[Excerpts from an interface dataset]
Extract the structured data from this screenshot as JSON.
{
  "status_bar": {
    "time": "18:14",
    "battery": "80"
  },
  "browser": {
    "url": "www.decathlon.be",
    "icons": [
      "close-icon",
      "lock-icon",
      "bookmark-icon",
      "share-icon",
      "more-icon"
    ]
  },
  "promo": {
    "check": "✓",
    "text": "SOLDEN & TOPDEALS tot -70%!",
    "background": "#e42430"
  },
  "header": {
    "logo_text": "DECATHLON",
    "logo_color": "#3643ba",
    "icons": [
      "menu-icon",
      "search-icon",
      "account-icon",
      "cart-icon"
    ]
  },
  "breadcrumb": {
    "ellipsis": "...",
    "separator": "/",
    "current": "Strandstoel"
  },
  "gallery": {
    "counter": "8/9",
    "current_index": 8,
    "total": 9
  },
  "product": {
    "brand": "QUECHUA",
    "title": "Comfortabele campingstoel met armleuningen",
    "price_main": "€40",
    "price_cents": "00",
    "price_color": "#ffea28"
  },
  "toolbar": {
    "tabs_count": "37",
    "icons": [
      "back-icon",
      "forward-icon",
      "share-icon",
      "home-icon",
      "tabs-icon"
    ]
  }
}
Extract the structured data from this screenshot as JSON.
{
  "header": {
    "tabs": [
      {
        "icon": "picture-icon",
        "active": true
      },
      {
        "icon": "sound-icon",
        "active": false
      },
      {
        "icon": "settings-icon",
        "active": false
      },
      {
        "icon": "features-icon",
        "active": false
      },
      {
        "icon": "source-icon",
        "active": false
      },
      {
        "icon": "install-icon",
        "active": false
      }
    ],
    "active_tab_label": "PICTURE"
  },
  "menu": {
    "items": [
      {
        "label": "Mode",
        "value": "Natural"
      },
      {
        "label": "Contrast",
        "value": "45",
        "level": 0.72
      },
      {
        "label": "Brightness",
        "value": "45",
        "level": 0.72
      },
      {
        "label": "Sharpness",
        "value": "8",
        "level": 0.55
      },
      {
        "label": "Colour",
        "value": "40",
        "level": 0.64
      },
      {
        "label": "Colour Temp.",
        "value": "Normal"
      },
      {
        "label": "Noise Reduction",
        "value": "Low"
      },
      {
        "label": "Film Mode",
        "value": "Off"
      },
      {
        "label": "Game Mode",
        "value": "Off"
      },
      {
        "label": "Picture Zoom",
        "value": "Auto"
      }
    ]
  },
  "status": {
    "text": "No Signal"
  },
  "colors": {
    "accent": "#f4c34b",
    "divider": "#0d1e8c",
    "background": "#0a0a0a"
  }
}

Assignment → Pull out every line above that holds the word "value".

Response for this exercise →
        "value": "Natural"
        "value": "45",
        "value": "45",
        "value": "8",
        "value": "40",
        "value": "Normal"
        "value": "Low"
        "value": "Off"
        "value": "Off"
        "value": "Auto"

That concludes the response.